To twist the topic into a bit of a pretzel: how many of us reading this blog have ended up in our lives and careers exactly where we intended when we started this journey in an intentional, planned and conscious way [not just at birth]?

The great human adventure is stuggling with the gap between desire and reality, intention and actuality -- not so much out of regret for what did not happen as out of a sense of honest and genuine appreciation for our own abilities, capacities to be creative, flexible, and motivated.

The journey is the fun part. Restlessness is endemic to being who we are. To marvel that Bangladesh is not as old as you are is indeed a marvelous thing. Just think if you were in China, not Bangladesh, and had the same feeling. That would make you over 5000 years old.

I have a rubber stamp in my office [which all CEOs should have] that says: Much was decided before your were born. What a great line to live by.

Enjoy. Celebrate. Have a great one, and when that ends, have another. Happy Birthday.


Anonymous said...

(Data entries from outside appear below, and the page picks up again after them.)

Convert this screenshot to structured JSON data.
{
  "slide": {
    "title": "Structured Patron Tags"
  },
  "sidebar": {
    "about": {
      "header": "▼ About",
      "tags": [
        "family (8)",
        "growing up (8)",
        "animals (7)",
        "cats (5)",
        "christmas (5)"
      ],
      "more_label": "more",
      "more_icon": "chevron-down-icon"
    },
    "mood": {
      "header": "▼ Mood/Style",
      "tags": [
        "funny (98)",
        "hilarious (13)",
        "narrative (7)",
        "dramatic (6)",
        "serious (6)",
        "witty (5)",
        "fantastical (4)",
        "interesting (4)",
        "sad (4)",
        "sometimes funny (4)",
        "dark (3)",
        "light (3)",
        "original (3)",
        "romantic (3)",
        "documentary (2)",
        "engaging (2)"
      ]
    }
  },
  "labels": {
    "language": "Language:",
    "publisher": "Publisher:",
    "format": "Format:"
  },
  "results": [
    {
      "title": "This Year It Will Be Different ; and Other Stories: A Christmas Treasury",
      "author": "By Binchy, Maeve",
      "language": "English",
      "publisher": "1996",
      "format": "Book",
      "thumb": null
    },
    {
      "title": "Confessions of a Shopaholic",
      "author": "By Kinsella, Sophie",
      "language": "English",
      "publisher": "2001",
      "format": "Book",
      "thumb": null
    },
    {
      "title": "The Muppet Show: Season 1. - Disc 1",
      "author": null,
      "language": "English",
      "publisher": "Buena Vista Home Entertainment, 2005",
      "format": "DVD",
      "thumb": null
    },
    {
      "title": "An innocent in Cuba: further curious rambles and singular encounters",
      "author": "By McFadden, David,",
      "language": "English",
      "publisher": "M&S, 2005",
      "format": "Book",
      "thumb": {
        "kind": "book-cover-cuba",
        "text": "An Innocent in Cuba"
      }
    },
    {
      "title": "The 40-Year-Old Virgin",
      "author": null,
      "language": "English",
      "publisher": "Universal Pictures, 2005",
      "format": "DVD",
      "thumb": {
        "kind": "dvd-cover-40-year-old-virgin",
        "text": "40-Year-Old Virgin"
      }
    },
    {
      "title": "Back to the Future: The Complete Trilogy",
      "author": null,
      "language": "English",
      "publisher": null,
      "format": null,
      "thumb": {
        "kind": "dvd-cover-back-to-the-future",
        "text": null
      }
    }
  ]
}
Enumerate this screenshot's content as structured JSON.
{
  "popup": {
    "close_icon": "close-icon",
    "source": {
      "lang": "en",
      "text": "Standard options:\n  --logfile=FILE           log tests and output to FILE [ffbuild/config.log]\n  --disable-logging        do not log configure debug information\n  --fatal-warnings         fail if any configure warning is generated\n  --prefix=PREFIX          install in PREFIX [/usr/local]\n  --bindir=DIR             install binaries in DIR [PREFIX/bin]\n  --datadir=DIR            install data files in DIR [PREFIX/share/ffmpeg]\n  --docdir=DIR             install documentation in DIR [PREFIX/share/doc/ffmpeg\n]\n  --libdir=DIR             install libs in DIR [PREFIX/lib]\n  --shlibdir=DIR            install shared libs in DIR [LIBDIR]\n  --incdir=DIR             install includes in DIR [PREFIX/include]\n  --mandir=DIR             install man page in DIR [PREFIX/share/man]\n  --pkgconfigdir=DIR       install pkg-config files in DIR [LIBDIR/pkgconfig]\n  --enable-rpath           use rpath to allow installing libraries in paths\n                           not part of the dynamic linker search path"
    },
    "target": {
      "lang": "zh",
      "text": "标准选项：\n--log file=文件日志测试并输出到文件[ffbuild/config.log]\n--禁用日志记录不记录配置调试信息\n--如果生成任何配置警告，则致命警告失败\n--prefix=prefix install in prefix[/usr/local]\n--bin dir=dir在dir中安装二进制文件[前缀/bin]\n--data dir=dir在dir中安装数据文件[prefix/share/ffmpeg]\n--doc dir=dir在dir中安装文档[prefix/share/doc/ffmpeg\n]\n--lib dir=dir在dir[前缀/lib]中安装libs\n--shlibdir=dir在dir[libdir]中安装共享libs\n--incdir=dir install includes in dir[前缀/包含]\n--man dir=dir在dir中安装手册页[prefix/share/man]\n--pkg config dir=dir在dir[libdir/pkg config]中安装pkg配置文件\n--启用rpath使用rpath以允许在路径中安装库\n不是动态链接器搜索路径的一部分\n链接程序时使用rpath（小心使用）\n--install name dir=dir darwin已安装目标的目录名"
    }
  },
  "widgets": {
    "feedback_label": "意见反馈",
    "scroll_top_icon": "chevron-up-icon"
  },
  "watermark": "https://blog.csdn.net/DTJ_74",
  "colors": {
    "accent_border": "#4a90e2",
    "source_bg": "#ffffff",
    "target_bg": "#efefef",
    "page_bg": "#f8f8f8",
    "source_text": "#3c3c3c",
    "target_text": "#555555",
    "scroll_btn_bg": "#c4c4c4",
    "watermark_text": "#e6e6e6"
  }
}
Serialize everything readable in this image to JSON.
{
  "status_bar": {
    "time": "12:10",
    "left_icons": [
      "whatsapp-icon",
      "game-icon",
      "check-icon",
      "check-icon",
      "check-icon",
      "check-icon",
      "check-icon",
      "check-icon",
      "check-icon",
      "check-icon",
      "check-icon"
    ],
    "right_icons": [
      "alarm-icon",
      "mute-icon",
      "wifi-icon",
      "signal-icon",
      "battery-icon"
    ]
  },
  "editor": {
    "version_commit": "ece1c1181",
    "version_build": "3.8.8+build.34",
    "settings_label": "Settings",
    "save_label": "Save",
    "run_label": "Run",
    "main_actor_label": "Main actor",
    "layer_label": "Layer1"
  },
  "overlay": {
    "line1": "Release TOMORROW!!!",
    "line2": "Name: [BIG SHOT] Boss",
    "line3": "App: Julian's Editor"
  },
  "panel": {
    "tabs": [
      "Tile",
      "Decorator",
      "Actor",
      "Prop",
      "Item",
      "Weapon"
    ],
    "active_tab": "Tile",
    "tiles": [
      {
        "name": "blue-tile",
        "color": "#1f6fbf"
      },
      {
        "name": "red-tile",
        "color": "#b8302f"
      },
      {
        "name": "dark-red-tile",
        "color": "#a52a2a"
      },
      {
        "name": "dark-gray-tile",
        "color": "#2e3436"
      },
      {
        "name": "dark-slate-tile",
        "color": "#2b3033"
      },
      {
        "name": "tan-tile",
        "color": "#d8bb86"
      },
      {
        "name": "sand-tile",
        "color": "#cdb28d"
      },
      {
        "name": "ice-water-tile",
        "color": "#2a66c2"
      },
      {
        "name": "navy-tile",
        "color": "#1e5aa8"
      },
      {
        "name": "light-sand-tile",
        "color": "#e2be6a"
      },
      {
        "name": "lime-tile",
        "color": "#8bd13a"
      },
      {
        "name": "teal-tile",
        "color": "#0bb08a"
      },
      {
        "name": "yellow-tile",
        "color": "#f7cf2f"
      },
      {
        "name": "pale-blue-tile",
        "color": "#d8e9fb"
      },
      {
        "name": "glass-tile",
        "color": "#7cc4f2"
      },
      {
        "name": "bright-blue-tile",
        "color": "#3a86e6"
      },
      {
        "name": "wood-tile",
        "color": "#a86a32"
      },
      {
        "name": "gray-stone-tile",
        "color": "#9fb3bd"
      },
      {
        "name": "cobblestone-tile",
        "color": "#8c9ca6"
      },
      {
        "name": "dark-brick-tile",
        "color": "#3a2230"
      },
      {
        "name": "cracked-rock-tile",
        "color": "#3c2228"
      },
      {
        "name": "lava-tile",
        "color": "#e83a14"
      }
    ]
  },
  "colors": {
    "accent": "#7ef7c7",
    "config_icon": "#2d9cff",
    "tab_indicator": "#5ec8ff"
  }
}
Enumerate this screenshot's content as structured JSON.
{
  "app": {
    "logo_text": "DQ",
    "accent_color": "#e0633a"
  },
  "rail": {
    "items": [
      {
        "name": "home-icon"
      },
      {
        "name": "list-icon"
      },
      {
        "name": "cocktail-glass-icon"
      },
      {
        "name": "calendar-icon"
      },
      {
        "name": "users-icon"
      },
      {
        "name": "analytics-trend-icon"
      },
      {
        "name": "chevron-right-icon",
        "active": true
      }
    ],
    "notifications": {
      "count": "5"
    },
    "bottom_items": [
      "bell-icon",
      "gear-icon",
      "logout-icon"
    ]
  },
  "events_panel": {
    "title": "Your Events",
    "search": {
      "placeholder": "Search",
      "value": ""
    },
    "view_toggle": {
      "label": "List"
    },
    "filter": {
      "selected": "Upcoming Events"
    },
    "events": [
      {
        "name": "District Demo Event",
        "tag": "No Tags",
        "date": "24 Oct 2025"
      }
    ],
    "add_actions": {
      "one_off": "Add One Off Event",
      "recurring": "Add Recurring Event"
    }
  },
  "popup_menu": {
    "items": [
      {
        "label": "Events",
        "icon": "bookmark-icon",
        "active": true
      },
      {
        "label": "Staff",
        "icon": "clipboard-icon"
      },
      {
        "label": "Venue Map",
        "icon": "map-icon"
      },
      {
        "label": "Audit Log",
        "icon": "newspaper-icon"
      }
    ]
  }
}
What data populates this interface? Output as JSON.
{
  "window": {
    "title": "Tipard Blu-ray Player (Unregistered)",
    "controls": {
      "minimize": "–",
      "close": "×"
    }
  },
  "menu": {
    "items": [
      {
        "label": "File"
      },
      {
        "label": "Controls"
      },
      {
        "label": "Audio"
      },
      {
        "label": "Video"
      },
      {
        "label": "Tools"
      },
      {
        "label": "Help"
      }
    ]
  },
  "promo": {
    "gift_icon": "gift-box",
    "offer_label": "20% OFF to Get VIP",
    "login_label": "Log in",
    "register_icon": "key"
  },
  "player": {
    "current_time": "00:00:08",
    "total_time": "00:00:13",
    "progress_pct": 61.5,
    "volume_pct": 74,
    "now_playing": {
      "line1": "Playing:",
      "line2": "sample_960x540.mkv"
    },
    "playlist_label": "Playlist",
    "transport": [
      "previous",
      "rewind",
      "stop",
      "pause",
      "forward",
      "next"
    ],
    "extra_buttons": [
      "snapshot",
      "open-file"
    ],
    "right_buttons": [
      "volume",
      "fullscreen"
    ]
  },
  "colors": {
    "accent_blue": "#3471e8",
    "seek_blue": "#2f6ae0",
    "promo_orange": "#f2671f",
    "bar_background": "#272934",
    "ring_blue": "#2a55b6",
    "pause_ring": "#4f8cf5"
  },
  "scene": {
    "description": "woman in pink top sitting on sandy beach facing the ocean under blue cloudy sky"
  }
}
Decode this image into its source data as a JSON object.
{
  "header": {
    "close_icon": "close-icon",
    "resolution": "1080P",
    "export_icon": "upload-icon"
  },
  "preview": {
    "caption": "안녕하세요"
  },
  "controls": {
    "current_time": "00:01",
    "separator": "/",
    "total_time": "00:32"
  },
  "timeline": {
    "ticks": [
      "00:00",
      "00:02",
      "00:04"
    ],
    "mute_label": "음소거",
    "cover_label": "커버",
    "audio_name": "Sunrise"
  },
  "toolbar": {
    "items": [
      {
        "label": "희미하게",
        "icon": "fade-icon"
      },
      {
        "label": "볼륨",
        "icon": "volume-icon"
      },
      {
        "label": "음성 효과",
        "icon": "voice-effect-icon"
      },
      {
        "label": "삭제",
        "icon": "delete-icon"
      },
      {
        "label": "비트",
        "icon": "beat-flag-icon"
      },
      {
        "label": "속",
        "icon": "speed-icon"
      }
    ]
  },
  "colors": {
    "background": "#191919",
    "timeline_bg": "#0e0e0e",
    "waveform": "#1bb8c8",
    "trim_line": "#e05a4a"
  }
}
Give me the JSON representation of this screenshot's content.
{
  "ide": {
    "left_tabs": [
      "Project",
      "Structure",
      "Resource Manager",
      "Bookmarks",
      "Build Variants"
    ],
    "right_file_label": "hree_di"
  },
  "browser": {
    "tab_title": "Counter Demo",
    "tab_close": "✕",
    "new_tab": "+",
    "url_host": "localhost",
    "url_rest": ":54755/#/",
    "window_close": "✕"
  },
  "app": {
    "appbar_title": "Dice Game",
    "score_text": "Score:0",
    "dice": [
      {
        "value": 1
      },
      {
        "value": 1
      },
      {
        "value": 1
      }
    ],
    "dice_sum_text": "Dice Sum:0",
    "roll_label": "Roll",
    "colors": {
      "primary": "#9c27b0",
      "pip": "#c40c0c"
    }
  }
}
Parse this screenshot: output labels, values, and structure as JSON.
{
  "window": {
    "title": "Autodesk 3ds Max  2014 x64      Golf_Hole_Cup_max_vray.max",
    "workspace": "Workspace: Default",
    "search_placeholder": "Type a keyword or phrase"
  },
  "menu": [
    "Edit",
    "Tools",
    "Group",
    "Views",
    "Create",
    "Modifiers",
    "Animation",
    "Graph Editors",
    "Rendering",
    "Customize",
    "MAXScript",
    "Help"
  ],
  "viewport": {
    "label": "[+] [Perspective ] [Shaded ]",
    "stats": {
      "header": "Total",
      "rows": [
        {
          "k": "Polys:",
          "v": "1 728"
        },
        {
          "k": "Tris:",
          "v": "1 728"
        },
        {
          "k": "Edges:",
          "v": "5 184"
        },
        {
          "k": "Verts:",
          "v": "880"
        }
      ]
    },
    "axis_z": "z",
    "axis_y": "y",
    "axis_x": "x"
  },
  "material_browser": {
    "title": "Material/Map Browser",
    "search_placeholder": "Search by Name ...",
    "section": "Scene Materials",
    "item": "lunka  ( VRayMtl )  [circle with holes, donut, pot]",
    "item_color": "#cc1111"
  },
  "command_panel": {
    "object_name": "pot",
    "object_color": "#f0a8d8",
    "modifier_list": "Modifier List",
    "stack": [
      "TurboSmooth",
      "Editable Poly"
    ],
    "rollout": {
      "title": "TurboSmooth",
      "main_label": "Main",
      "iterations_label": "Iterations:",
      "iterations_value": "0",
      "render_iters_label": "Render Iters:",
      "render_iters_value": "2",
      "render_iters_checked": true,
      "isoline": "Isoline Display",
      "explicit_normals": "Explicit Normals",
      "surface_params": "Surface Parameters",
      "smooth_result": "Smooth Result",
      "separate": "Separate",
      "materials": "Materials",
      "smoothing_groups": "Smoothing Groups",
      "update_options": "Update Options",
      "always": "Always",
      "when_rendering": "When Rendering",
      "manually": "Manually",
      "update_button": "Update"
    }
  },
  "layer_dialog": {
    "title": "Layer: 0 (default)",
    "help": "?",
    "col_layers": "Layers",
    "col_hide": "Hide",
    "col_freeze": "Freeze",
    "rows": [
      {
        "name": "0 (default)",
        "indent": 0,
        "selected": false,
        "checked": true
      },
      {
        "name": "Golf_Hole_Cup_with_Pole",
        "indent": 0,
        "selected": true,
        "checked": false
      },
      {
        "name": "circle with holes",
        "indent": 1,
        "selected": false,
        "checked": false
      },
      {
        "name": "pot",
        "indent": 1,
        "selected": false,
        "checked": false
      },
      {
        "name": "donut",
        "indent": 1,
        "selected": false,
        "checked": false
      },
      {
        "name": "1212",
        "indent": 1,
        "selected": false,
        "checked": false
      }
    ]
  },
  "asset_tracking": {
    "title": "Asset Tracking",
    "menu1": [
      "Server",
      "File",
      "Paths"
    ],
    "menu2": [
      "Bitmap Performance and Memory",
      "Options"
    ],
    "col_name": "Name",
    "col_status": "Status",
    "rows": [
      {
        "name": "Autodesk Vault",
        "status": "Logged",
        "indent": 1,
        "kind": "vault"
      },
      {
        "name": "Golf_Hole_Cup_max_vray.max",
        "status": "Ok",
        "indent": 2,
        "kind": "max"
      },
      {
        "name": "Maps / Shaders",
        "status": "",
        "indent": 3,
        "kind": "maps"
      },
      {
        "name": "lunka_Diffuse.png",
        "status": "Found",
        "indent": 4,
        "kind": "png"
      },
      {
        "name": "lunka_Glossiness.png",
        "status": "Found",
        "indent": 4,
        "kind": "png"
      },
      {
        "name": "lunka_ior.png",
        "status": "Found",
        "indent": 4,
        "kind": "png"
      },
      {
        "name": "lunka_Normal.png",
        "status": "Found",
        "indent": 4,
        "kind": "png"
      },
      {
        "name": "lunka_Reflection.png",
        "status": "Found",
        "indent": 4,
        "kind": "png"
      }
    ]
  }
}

Oh the lies we had to tell to get Glenn to his surprise 30th birthday party. His emergency appendectomy changed our plans for the first one!

Time has definitely flown and life has changed.

Congratulations on this milestone. I hope for you more excitement in your next decade.

Can you imagine where that might lead?

Neysa and Gord

Anonymous said...

Hey Glenn, Happy 40th, I hope all is well and from the sound of you are exactly where you are supposed to be and where you need to be.

They lie that age is just a number, age is relief, Gosh I wouldn't go back in my 20ies...I'm glad time passes and with it we get to become more of ourselves and less of what influences want us to be.

I wish you all the happiness in the world, the fun part is that you can always go back to Vancouver or Toronto or club Med but you will have experienced Namibia, Nigeria, and all the other adventures in between.

Have a great one!
Yvonne Sesonga

Anonymous said...

Glenn - Kate, Maya, Portia and Dave all wish you a very happy birthday. We're going to play a game of bowling bunnies in your honour.

Hope you and Kristel celebrated somewhere fun.


The Weed Man

KareninTO said...

Glenn, I had my belated birthday wishes to you. I love your blog and frankly I hope you don't cut back on the frequency. Keep on doing what you've been doing - I love living vicariously through your experiences.


KareninTO said...

eh hem... that would be 'add' I add my belated birthday wishes. Now you know why I don't blog.